Shelby Wasil, PA 3rd Year
In the 1960s, there was a severe shortage of healthcare professionals in the United States. In order to meet the health demands of the American population, Duke University in North Carolina put together a program to educate a new kind of healthcare professional. Students were educated like those enrolled in medical school, but at an accelerated pace. The idea took so well that schools all over the nation began to start programs of their own, with Duquesne’s beginning in 1993. The result? A brand new member to the healthcare field: the physician assistant .
Because physician assistants are becoming more prevalent, more people are curious about what they really do. As a physician assistant major, I’m being trained to examine all kinds of patients. I will be able to work in nearly every medical environment, from assisting in surgeries to writing prescriptions at a general practice . We work alongside our physicians in order to provide patients with a more personal healthcare experience that a busy doctor may not be able to offer on their own. Here at Duquesne, we are learning the crucial anatomy and physiology that is central to assessing the health of the patient, but also we are learning about the need for effective communication between co-workers and patients.
Although a physician assistant works primarily with a physician,
a PA must communicate with the entirety of the healthcare team in a workplace. Therefore, nurses and physician assistants work very closely together and communication and collaboration between the two is absolutely crucial. A PA may rely upon a nurse for updates on a patient while the PA cannot be present to check on them. A nurse may assess a patient for a physician assistant to examine and draw conclusions about later. This symbiotic relationship ultimately provides a patient with a more personal and all-encompassing experience at an appointment. Both professionals have to be able to discuss a patient’s symptoms, concerns, and options with one another.

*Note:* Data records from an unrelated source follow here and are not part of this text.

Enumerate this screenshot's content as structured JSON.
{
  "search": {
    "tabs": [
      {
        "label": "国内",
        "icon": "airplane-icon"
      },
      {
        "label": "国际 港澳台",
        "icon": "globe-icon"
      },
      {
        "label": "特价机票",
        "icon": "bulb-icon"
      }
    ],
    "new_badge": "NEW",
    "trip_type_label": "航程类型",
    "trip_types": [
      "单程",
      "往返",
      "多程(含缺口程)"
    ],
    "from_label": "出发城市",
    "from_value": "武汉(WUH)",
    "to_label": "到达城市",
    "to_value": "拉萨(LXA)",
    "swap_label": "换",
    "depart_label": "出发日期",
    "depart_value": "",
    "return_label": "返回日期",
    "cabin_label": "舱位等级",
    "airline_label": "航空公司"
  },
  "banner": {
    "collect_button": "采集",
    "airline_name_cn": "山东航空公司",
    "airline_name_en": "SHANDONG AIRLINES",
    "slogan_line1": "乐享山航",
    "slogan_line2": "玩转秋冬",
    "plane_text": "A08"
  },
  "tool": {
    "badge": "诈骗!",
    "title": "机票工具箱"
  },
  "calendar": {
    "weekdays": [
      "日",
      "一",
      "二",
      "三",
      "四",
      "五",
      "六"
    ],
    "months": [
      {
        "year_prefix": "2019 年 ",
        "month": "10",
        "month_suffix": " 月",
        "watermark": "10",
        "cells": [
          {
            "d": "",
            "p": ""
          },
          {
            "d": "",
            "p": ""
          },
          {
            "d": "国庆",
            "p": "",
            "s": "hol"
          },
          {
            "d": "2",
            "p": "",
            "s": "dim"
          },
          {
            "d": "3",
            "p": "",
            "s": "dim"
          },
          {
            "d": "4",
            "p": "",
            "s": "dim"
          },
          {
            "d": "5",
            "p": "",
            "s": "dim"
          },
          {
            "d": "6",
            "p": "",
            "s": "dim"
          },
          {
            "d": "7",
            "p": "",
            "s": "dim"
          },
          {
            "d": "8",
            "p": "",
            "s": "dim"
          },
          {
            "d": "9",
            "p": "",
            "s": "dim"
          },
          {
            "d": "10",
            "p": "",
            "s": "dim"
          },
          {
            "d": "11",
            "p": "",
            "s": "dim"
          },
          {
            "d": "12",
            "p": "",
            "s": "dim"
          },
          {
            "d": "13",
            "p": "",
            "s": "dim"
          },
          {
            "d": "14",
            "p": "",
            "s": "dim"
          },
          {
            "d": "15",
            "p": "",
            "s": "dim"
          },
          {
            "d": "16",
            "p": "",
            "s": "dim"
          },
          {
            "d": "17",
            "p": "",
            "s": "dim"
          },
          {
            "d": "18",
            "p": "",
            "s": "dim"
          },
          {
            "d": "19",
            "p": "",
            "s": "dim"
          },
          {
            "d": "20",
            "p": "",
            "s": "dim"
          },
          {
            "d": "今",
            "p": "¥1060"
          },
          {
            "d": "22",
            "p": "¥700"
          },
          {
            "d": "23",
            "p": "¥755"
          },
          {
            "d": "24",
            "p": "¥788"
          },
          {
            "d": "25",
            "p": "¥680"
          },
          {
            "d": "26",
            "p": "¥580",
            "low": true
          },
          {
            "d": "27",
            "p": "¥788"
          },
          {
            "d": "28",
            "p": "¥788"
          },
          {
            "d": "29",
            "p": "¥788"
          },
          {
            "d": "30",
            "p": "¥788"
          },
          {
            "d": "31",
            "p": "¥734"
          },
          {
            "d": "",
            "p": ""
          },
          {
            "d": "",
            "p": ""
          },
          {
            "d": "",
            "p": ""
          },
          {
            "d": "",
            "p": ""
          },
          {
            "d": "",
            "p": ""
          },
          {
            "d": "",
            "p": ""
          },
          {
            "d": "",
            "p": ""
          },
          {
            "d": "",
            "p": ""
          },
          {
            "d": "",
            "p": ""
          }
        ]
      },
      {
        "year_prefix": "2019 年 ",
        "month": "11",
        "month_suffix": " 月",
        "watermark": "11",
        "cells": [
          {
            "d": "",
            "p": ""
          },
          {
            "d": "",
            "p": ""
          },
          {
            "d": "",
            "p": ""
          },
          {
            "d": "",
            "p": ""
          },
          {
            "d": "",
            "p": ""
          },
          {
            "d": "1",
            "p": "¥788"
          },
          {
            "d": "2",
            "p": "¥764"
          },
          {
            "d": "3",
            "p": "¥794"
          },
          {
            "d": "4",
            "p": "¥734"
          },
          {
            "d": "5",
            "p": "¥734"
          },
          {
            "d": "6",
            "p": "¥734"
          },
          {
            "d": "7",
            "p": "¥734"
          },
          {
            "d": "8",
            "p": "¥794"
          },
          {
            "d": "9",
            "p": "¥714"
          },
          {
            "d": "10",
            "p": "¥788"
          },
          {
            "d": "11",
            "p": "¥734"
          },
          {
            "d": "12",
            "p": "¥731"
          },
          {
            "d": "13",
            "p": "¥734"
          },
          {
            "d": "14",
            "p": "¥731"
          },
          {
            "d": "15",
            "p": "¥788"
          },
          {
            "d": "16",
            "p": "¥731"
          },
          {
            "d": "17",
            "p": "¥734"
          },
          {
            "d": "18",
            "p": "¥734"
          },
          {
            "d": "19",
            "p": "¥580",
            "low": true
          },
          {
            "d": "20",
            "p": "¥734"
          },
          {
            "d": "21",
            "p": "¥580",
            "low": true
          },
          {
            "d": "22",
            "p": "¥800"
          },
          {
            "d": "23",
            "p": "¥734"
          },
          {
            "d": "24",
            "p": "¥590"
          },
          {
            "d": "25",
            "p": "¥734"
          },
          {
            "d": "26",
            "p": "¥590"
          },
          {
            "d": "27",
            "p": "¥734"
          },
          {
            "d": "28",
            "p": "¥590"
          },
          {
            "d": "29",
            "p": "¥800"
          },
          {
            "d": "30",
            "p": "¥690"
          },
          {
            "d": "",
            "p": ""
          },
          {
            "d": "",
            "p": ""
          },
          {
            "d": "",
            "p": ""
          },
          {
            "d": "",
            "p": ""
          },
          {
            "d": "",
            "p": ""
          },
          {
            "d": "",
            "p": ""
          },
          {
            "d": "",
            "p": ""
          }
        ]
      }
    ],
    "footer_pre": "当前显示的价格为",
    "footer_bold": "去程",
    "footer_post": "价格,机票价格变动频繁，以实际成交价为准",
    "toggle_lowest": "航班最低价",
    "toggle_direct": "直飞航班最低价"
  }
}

Effective communication requires mutual respect for one another’s professions, as well as the shared goal that is the patient’s recovery . It is obvious to me that a physician assistant cannot function to their full potential without excellent communication with nurses in their workplace.
Photo by Shelby Wasil